INSTRUCTIONS FOR THE TASK: What lines of the data below hold the string "Cadiz"? Copy each one out.

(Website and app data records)
*** Block opens ***

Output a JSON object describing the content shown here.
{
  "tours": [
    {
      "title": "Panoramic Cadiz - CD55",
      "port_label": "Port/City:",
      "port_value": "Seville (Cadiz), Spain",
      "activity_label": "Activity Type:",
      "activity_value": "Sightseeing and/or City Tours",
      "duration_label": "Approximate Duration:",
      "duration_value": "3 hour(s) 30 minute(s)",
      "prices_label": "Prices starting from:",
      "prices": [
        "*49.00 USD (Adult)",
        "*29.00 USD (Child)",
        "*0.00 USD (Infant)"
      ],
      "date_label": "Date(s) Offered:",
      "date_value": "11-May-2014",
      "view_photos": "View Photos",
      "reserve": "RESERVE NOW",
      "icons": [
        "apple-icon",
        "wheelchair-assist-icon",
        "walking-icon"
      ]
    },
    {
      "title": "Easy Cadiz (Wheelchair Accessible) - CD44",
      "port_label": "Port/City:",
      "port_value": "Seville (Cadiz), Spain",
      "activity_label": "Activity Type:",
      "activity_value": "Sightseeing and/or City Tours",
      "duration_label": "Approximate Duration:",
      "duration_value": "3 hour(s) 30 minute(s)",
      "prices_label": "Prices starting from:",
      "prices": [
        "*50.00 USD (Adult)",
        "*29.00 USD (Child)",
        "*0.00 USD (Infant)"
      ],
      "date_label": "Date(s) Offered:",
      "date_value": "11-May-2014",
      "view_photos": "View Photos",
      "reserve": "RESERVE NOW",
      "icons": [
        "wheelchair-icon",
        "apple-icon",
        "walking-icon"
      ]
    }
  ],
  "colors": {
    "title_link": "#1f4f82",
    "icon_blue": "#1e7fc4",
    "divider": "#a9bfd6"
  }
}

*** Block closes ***

EXERCISE RESPONSE:
      "title": "Panoramic Cadiz - CD55",
      "port_value": "Seville (Cadiz), Spain",
      "title": "Easy Cadiz (Wheelchair Accessible) - CD44",
      "port_value": "Seville (Cadiz), Spain",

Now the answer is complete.